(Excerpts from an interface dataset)

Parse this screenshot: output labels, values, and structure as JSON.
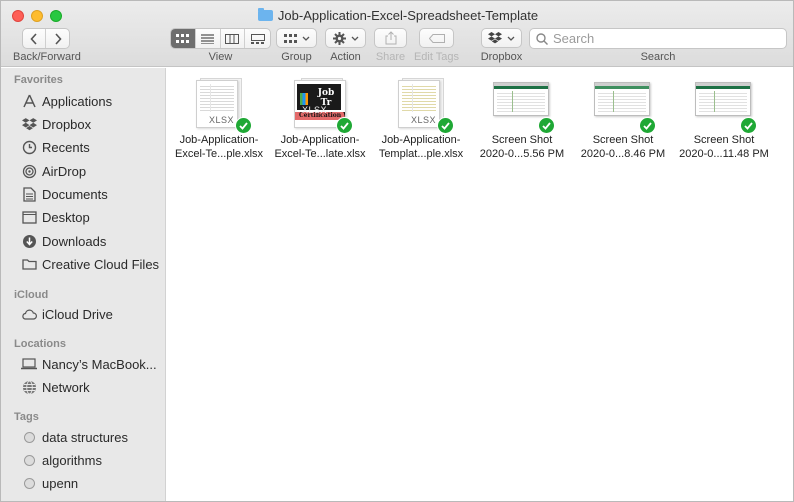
{
  "window": {
    "title": "Job-Application-Excel-Spreadsheet-Template"
  },
  "toolbar": {
    "back_forward_label": "Back/Forward",
    "view_label": "View",
    "group_label": "Group",
    "action_label": "Action",
    "share_label": "Share",
    "edit_tags_label": "Edit Tags",
    "dropbox_label": "Dropbox",
    "search_label": "Search",
    "search_placeholder": "Search",
    "active_view": "icons"
  },
  "sidebar": {
    "favorites_title": "Favorites",
    "favorites": [
      {
        "label": "Applications",
        "icon": "applications-icon"
      },
      {
        "label": "Dropbox",
        "icon": "dropbox-icon"
      },
      {
        "label": "Recents",
        "icon": "clock-icon"
      },
      {
        "label": "AirDrop",
        "icon": "airdrop-icon"
      },
      {
        "label": "Documents",
        "icon": "document-icon"
      },
      {
        "label": "Desktop",
        "icon": "desktop-icon"
      },
      {
        "label": "Downloads",
        "icon": "download-icon"
      },
      {
        "label": "Creative Cloud Files",
        "icon": "folder-icon"
      }
    ],
    "icloud_title": "iCloud",
    "icloud": [
      {
        "label": "iCloud Drive",
        "icon": "cloud-icon"
      }
    ],
    "locations_title": "Locations",
    "locations": [
      {
        "label": "Nancy’s MacBook...",
        "icon": "laptop-icon"
      },
      {
        "label": "Network",
        "icon": "globe-icon"
      }
    ],
    "tags_title": "Tags",
    "tags": [
      {
        "label": "data structures"
      },
      {
        "label": "algorithms"
      },
      {
        "label": "upenn"
      }
    ]
  },
  "files": [
    {
      "line1": "Job-Application-",
      "line2": "Excel-Te...ple.xlsx",
      "type": "xlsx",
      "badge": "XLSX",
      "synced": true
    },
    {
      "line1": "Job-Application-",
      "line2": "Excel-Te...late.xlsx",
      "type": "xlsx-cert",
      "badge": "XLSX",
      "synced": true
    },
    {
      "line1": "Job-Application-",
      "line2": "Templat...ple.xlsx",
      "type": "xlsx",
      "badge": "XLSX",
      "synced": true
    },
    {
      "line1": "Screen Shot",
      "line2": "2020-0...5.56 PM",
      "type": "screenshot",
      "synced": true
    },
    {
      "line1": "Screen Shot",
      "line2": "2020-0...8.46 PM",
      "type": "screenshot",
      "synced": true
    },
    {
      "line1": "Screen Shot",
      "line2": "2020-0...11.48 PM",
      "type": "screenshot",
      "synced": true
    }
  ],
  "thumbnail_text": {
    "cert_title": "Job Tr",
    "cert_band": "Certification W"
  },
  "colors": {
    "sync_check": "#1fa835",
    "folder": "#6cb4ee"
  }
}
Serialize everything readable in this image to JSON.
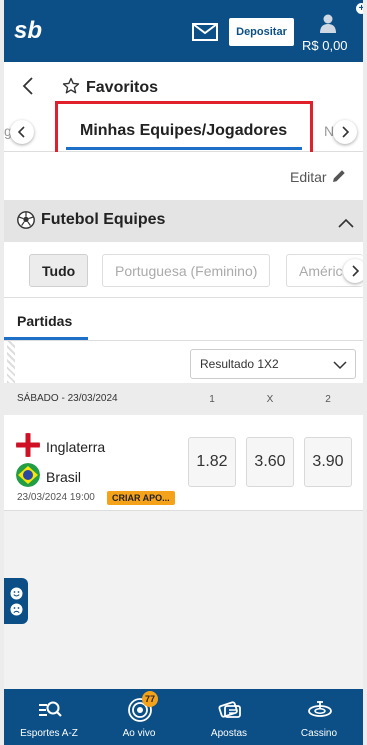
{
  "header": {
    "logo_text": "sb",
    "deposit_label": "Depositar",
    "balance": "R$ 0,00",
    "plus_badge": "+"
  },
  "favorites": {
    "title": "Favoritos"
  },
  "tabs": {
    "prev_partial": "gs",
    "active": "Minhas Equipes/Jogadores",
    "next_partial": "Nu"
  },
  "edit_label": "Editar",
  "section": {
    "title": "Futebol Equipes",
    "filters": [
      "Tudo",
      "Portuguesa (Feminino)",
      "Améric"
    ]
  },
  "subtab": "Partidas",
  "market": {
    "selected": "Resultado 1X2"
  },
  "event_group": {
    "date": "SÁBADO - 23/03/2024",
    "columns": [
      "1",
      "X",
      "2"
    ]
  },
  "match": {
    "home": "Inglaterra",
    "away": "Brasil",
    "time": "23/03/2024 19:00",
    "badge": "CRIAR APO...",
    "odds": [
      "1.82",
      "3.60",
      "3.90"
    ]
  },
  "bottom_nav": {
    "items": [
      {
        "label": "Esportes A-Z",
        "icon": "sports-search-icon"
      },
      {
        "label": "Ao vivo",
        "icon": "live-icon"
      },
      {
        "label": "Apostas",
        "icon": "bets-icon"
      },
      {
        "label": "Cassino",
        "icon": "casino-icon"
      }
    ],
    "live_count": "77"
  },
  "colors": {
    "brand": "#0b4f86",
    "accent": "#1e6fc7",
    "highlight": "#e0212c",
    "badge": "#f5a21b"
  }
}
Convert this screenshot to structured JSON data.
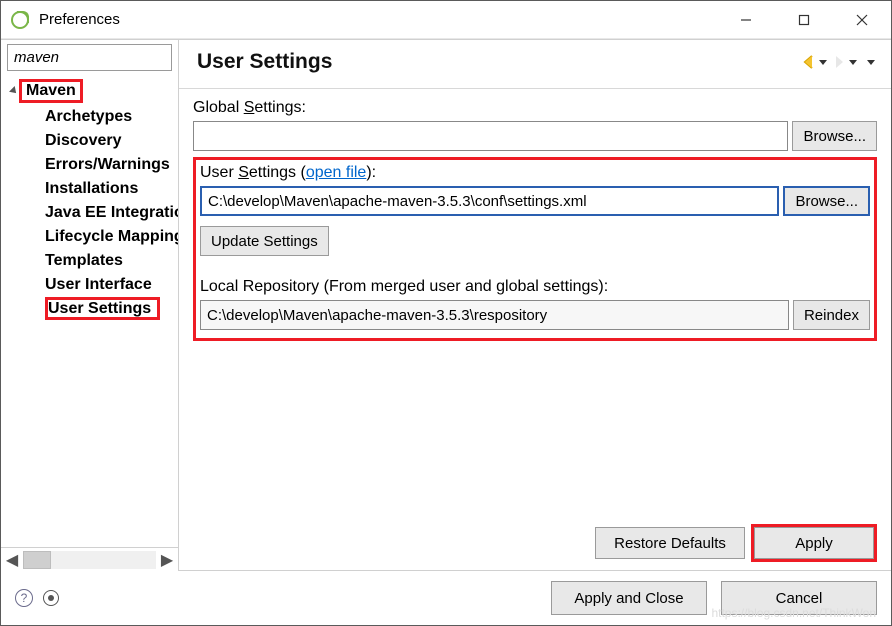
{
  "window": {
    "title": "Preferences"
  },
  "search": {
    "value": "maven"
  },
  "tree": {
    "parent": "Maven",
    "children": [
      "Archetypes",
      "Discovery",
      "Errors/Warnings",
      "Installations",
      "Java EE Integration",
      "Lifecycle Mappings",
      "Templates",
      "User Interface",
      "User Settings"
    ],
    "selected": "User Settings"
  },
  "page": {
    "heading": "User Settings",
    "globalLabel": "Global Settings:",
    "globalValue": "",
    "browse": "Browse...",
    "userLabelPrefix": "User Settings (",
    "openFile": "open file",
    "userLabelSuffix": "):",
    "userValue": "C:\\develop\\Maven\\apache-maven-3.5.3\\conf\\settings.xml",
    "updateBtn": "Update Settings",
    "localRepoLabel": "Local Repository (From merged user and global settings):",
    "localRepoValue": "C:\\develop\\Maven\\apache-maven-3.5.3\\respository",
    "reindex": "Reindex"
  },
  "buttons": {
    "restore": "Restore Defaults",
    "apply": "Apply",
    "applyClose": "Apply and Close",
    "cancel": "Cancel"
  },
  "watermark": "https://blog.csdn.net/ThinkWon"
}
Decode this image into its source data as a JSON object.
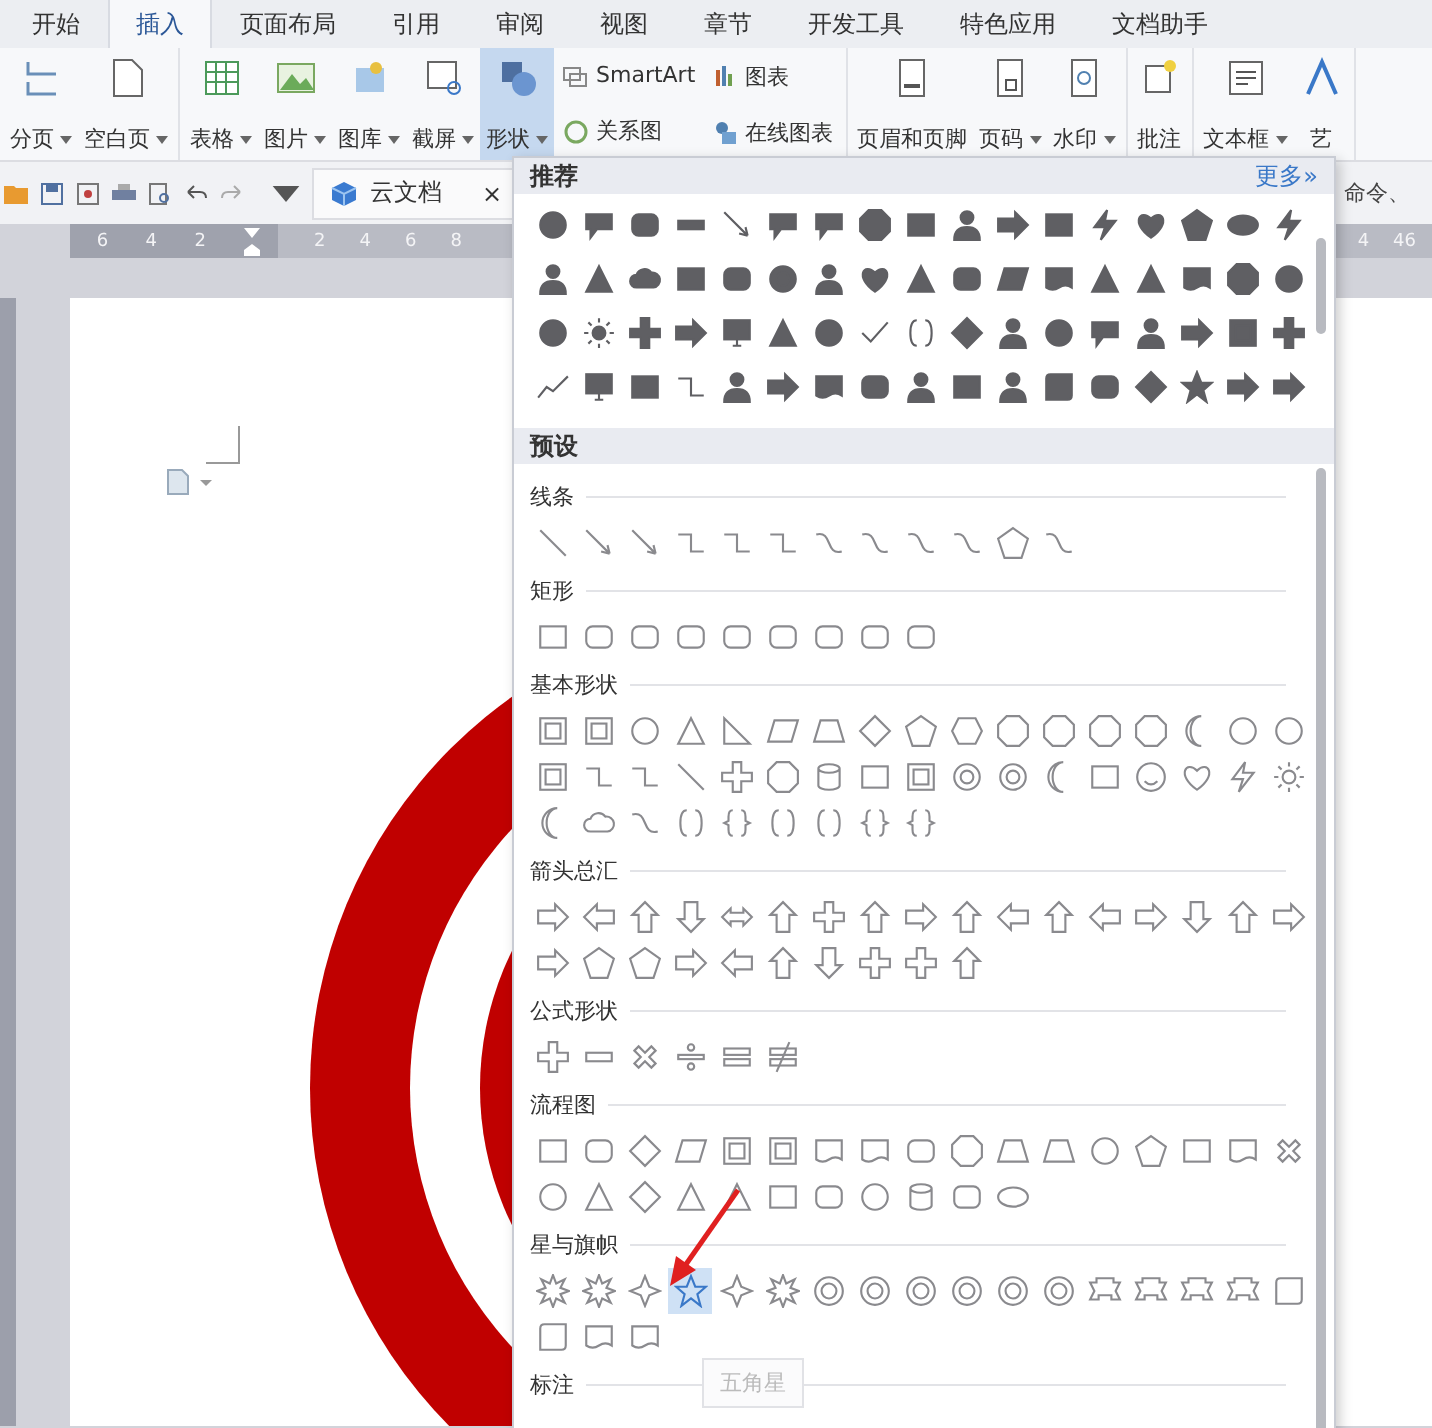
{
  "tabs": [
    {
      "label": "开始",
      "selected": false
    },
    {
      "label": "插入",
      "selected": true
    },
    {
      "label": "页面布局",
      "selected": false
    },
    {
      "label": "引用",
      "selected": false
    },
    {
      "label": "审阅",
      "selected": false
    },
    {
      "label": "视图",
      "selected": false
    },
    {
      "label": "章节",
      "selected": false
    },
    {
      "label": "开发工具",
      "selected": false
    },
    {
      "label": "特色应用",
      "selected": false
    },
    {
      "label": "文档助手",
      "selected": false
    }
  ],
  "ribbon_groups": [
    [
      {
        "kind": "large",
        "label": "分页",
        "dropdown": true,
        "selected": false
      },
      {
        "kind": "large",
        "label": "空白页",
        "dropdown": true,
        "selected": false
      }
    ],
    [
      {
        "kind": "large",
        "label": "表格",
        "dropdown": true,
        "selected": false
      },
      {
        "kind": "large",
        "label": "图片",
        "dropdown": true,
        "selected": false
      },
      {
        "kind": "large",
        "label": "图库",
        "dropdown": true,
        "selected": false
      },
      {
        "kind": "large",
        "label": "截屏",
        "dropdown": true,
        "selected": false
      },
      {
        "kind": "large",
        "label": "形状",
        "dropdown": true,
        "selected": true
      },
      {
        "kind": "small",
        "label": "SmartArt"
      },
      {
        "kind": "small",
        "label": "关系图"
      },
      {
        "kind": "small",
        "label": "图表"
      },
      {
        "kind": "small",
        "label": "在线图表"
      }
    ],
    [
      {
        "kind": "large",
        "label": "页眉和页脚",
        "dropdown": false,
        "selected": false
      },
      {
        "kind": "large",
        "label": "页码",
        "dropdown": true,
        "selected": false
      },
      {
        "kind": "large",
        "label": "水印",
        "dropdown": true,
        "selected": false
      }
    ],
    [
      {
        "kind": "large",
        "label": "批注",
        "dropdown": false,
        "selected": false
      }
    ],
    [
      {
        "kind": "large",
        "label": "文本框",
        "dropdown": true,
        "selected": false
      },
      {
        "kind": "large",
        "label": "艺",
        "dropdown": false,
        "selected": false
      }
    ]
  ],
  "quick_bar": {
    "doc_tab": "云文档",
    "close": "×",
    "search_placeholder": "命令、"
  },
  "ruler": {
    "left_numbers": [
      "6",
      "4",
      "2"
    ],
    "right_numbers": [
      "2",
      "4",
      "6",
      "8"
    ],
    "far_numbers": [
      "4",
      "46"
    ]
  },
  "shapes_panel": {
    "recommended_title": "推荐",
    "more_link": "更多»",
    "preset_title": "预设",
    "sections": [
      {
        "title": "线条"
      },
      {
        "title": "矩形"
      },
      {
        "title": "基本形状"
      },
      {
        "title": "箭头总汇"
      },
      {
        "title": "公式形状"
      },
      {
        "title": "流程图"
      },
      {
        "title": "星与旗帜",
        "items": [
          {
            "selected": false
          },
          {
            "selected": false
          },
          {
            "selected": false
          },
          {
            "selected": true
          },
          {
            "selected": false
          },
          {
            "selected": false
          },
          {
            "selected": false
          },
          {
            "selected": false
          },
          {
            "selected": false
          },
          {
            "selected": false
          },
          {
            "selected": false
          },
          {
            "selected": false
          },
          {
            "selected": false
          },
          {
            "selected": false
          },
          {
            "selected": false
          },
          {
            "selected": false
          },
          {
            "selected": false
          },
          {
            "selected": false
          },
          {
            "selected": false
          },
          {
            "selected": false
          }
        ]
      },
      {
        "title": "标注"
      }
    ],
    "tooltip": "五角星"
  }
}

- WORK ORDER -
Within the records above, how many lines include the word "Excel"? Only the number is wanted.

- ANSWER FOR THIS EXERCISE -
3